By the 16th century, that morphed into the system we'd now recognize as a grand jury: A group of people listening to a prosecutor's evidence and deciding whether to indict.

But the United Kingdom actually abolished its grand jury system in 1933. "We now send cases that are serious enough straight to jury trial," Rozenberg says. That way, both sides are able to present evidence and make their arguments, which is definitely not the case with a grand jury.

In fact, the UK exported grand juries to most of their former colonies — Canada, Australia, New Zealand — and virtually all of them have stopped using them.

"They are said to be 'putty in the hands of the prosecutor.' In other words, the prosecutor really tells them what he or she wants and they will go along with it," he says. "Or that's what we are told, because we don't really know. We can't watch grand juries at work."

That's why former New York judge Sol Wachtler once famously said that a district attorney could get a grand jury to "indict a ham sandwich." But, Rozenberg points out, "it must be even easier to get the sandwich acquitted if that is what the district attorney may actually want."

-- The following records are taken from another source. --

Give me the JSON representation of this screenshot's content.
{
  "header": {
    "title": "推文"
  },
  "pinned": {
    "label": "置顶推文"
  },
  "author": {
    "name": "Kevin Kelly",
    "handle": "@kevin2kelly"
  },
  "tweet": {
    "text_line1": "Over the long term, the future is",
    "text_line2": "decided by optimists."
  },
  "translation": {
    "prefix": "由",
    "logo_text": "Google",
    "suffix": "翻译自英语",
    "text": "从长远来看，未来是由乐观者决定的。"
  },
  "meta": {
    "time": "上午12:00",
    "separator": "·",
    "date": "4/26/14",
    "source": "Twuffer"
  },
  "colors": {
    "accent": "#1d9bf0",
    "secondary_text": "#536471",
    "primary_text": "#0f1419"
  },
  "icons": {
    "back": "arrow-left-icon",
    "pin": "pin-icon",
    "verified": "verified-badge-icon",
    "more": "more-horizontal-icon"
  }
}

The quote, while flippant, actually says a lot about what happened in Ferguson. Robert McCulloch, the St. Louis County attorney, cited the problem of "conflicting evidence" as a reason why Darren Wilson wasn't indicted for Michael Brown's death. But the prosecutor is the one who offers evidence to the grand jury. If the evidence he gives is inconsistent, Rozenberg says that leaves the grand jury in a pickle of sorts.

"You might get some witnesses who say they saw Darren Wilson, the police officer, shoot Michael Brown and he wasn't resisting arrest. Then, of course, you heard Darren Wilson himself and you hear what he says," Rozenberg says. "So this was really what we would regard as a trial, but a trial behind closed doors."

And that's what happened with the Ferguson grand jury. So if this is the case, why do we still have a grand jury system? What's the purpose of a secret procedure in a country that that televises court proceedings?

Rozenberg isn't actually sure. "Why not have everything out in the open and let both sides say, openly, in a public forum, to an ordinary jury what their arguments are — and then let an ordinary jury decide?" he asks.

A lot of people here are asking the same question.